I have wondered if I should sell a curriculum completely based on games. I think I have the experience to come up with a pretty decent list - at least for elementary school.
The kids have learned everything from math to history to how to get along from games. Not intentionally. Since games are, to us, some serious fun. On hindsight, however, it's hard to miss just how much they've learned.
My 9 year old son, Cameron, has always loved games. It was a natural thing for his life-learning to be based on games. I didn't have to make it a point to play games with him. Just having them around was enough of an invitation. And when what we had available wasn't what he wanted to do, he'd make up his own games. And now that he has two enthusiastic siblings to play with, he makes even more variations.
My middle child, Allison, who is now 6 and a half, was slow to warm up to games. She is slow to warm up to most things, actually. But when she finally warms up to something - WATCH OUT! Now that she's got the game bug, she's just as enthusiastic as Cameron. She's the one asking HIM to play. She's the one who says, "One more?" When nobody wants to play with her at the moment, she plays by herself until we've regenerated our energy stores. Her game energy never seems to be depleted these days.
You know what set off this whole game thing off for Allison? Pokemon. The card game, to be precise.

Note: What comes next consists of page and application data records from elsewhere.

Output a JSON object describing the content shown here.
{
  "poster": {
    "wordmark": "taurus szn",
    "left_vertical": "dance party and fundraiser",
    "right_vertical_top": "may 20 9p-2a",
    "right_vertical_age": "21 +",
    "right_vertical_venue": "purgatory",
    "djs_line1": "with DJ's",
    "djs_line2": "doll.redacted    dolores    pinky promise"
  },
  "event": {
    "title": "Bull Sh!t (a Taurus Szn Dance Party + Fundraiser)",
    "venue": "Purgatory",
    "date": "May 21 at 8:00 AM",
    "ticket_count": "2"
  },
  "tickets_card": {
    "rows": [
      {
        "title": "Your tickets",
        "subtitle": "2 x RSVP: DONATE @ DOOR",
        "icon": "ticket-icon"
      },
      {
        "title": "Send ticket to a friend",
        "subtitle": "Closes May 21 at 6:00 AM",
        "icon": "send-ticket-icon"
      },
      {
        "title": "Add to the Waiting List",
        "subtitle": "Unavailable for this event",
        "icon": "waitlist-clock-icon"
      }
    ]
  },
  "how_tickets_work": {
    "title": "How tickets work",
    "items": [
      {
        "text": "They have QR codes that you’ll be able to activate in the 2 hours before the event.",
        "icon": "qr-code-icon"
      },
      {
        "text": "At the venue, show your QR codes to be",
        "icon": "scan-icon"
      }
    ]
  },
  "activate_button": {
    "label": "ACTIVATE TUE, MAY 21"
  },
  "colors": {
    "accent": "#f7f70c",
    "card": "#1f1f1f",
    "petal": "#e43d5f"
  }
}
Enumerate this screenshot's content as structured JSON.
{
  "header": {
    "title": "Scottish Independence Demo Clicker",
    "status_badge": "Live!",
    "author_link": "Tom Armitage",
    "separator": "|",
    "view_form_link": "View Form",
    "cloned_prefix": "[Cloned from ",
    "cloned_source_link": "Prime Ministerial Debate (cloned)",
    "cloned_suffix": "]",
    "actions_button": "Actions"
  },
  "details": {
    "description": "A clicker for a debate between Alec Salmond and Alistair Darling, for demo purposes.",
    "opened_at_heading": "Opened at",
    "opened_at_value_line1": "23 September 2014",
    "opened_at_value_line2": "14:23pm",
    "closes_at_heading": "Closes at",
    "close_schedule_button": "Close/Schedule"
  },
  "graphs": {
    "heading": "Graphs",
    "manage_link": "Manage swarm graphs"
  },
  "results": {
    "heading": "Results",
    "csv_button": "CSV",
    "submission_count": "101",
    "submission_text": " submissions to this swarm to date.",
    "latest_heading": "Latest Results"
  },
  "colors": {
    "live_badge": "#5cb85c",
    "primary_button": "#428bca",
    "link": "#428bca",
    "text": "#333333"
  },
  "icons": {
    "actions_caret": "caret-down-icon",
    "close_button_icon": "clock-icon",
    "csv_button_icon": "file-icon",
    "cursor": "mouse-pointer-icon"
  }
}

My husband and I, who have always loved card games, decided to start playing Pokemon, with the intention of getting Cameron involved with us. Something we could all do together. Plus, it would satisfy my husband's love for collecting things. (You should see his comic book collection that started when he was 10.) It's a straightforward, enjoyable game to play. And it's cute.
Apparently, this is the perfect combination for Allison. She felt at home. She "got" it right away. Pouring over the cards day and night. Intensely curious every time we opened a new booster pack with new cards in it.
Now, a few months later, now that she has memorized the entire Pokédex (I will never worry about this child not memorizing her multiplication tables), she has blossomed into a "any game" gamer. While she used to sit back and watch when we brought out a new game or new activity, she now jumps in with both feet. She's figured out "games", and anything that remotely falls in that category is safe to her now.
My daughter, if you haven't guessed by now, is a self-imposed perfectionist. This means, that even when there is a clear indication that it's perfectly OK to do something poorly, she still won't try it. She prefers to watch, figure out how things work, and create a strategy before stepping up and giving it a go. Her approach to new things in life is only a problem when I'm in a hurry, and feel the need to rush her into participation. Usually caused by parent peer pressure, feeling like a failure that my child won't say "how high" when a teacher says "jump." Otherwise, her cautious approach to life is just who she is. She is the last one to jump off the cliff. And then sometimes decides not to jump off the cliff at all.
But games, this has turned into a whole new avenue for Allison - the avenue where she isn't cautious. In fact, she can barely stand it when we bring a new game out of the closet. "How do you play this one?" she asks, flailing her arms around and jumping up and down.
The little one, who is almost four, she's involved in all of this too. She doesn't understand what's going on, exactly. But she can tell it's fun. And she's not able to take part in it directly. So she sits in our lap, plays with the extra pieces, and stays engaged in her own way. She may not be able to play the 'big kid' games yet, but she's not going to miss out on all this social time!
(Sometimes, when I'm playing a big kid game, I'll pull out The Little Pet Shop game or PB&J to play with her when it's not my turn. Or we read books.)
The kids are so enthralled with games right now, it's the first thing they do when they wake up, and the last thing they do before going to bed. It's not unusual to have a half-done game sitting on the floor over night, that receives an enthusiastic "good morning" the next day.
This is a unit study we did not plan. And in a way, it's not really a unit study. It's more of an intense upswing on something we do all the time anyway.
Playing games is part of our life. And right now, playing games pretty much IS our life. We're enjoying every minute of it.
Oh, I better finish this blog post. The kids are asking me to play Monopoly Jr. with them.
Tammy Takahashi lives and learns with her three children (10, 7 and 4) and supportive husband in California. She is the author of Deschooling Gently: A Step by Step Guide to Fearless Homeschooling. She also serves as the editor of the California HomeSchooler magazine, a bi-monthly publication for the Homeschool Association of California. You can read more from her about education and homeschooling on her website. And you can email her at tammy.takahashi @ gmail(dot)com.